06-02-2010 08:33 AM
as opposed to, say, "wireless scecurity" (I. e., a selected encryption standard) or a router access password? Nothing I've seen in the Network Magic docs explains this feature more precisely than saying that it "locks intruders out of your network." My question, then, is how? What router setting does this manipulate?
My Network Magic environment is as follows:
Comcast-provided Toshiba cable modem (model # not handy as I'm away from the computer)
Linksys WRT54GS router, access password-protected
HP Pavilion Elite HPE204f host computer running Windows 7 Professional
Network Magic 5.5, most recent updates as of 6/01/2010 download
I'm using a trial download of Network Magic 5.5 which has no trouble locating my Linksys WRT54GS router -- manually pre-configured with changed default SSID and access password, SSID broadcast disabled, WPA2 enabled/keyed, MAC address filtering enabled, etc. -- and connected devices (currently 1 wireless laptop, 1 wired printer) or determining that WPA2 wireless security is active and dsiplaying the WPA2 passphrase under "Wireless security."
However, "Network Lock" is shown as "Disabled" and, at least upon 1st click, Network Magic reports that it "can't be configured for this router." Given that other security measures are in place and active, I suppose I can live without "Network Lock" if I must, but I would like to understand precisely what I'm living without.

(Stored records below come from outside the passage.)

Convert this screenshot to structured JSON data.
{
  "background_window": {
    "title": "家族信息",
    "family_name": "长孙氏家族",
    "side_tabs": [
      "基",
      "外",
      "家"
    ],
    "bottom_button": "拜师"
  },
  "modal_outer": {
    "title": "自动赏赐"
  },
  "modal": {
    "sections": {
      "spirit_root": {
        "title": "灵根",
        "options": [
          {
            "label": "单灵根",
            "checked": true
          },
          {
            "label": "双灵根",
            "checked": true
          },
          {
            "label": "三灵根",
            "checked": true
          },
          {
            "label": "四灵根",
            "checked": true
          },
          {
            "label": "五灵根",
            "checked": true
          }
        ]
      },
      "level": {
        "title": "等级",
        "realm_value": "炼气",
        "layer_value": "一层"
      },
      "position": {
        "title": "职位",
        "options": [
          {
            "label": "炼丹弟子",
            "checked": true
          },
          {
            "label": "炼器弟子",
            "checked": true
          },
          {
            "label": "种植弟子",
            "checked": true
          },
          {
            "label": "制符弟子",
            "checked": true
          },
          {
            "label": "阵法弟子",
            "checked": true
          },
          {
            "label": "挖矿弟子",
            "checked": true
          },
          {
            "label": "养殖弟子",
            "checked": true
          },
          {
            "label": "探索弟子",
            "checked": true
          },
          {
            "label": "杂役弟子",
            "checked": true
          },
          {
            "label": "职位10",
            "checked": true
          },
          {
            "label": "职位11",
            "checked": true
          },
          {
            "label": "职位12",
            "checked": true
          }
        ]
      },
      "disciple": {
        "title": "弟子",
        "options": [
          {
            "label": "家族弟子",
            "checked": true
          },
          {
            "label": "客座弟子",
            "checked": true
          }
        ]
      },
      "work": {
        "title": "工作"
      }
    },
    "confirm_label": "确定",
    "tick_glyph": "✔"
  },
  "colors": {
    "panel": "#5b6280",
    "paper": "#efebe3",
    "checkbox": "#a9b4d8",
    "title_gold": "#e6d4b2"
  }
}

Thanks in advance for any enlightement.
Solved! Go to Solution.
06-02-2010 12:36 PM
Not all Routers support the Network Magic Lock feature. I don't know, if your Linksys supports it or not.
My D-Link Router supports the Network Lock feature, because it has a Network Filter built-in into the Router. Read your Owner's Manual to learn about the Linksys Router.
06-02-2010 01:36 PM
Thanks for your reply, thecreator, but unfortunately it doesn't quite address my actual question. As my router is a couple years old and shipped with Linksys EasyLink Advisor (LELA) rather than Network Magic, its docs say nothing about the latter program of any of its features. The router is, however, listed on Cisco/Linksys pages as one that Network Magic supports, so I know that some or all of the program feature should work with the router. And most do.
What I really want to understand is what "Network Lock" _is_. What does it do to "lock intruders out of [one's] network" that is _not_ already achieved by, disabling SSID broadcast, enabling WPA2 and MAC address filtering, and password-protecting router acccess? A clear understanding of what additional security, if any, the Network Lock feature provides would help inform a decision whether to consider upgrading to a newer router with which the feature does work. If it's merely a GUI widget in the Network Magic program to turn on/off some router capability that can be manipulated via direct interaction with the router, it's hardly a worthwhile reason to replace a perfecly functional device. Possibly attempting to be "helpful" by insulating non-tech-savvy users from the techincal details of router functions, the Network Magic docs simply omit any discussion of what Network Lock actually does and how.
06-04-2010 05:37 AM
Network Lock is a feature similar to MAC Address filtering. Every device has its own MAC address so by activating network lock, only allowed devices can connect to your network.
Hope this helps.
06-04-2010 12:36 PM
Got it, Shellexecutor. That makes sense. So, having already manually set up MAC address filtering in the router, enabling Network Lock, even if Network Magic decides that's doable with the WRT54GS, won't really gain much. Thanks.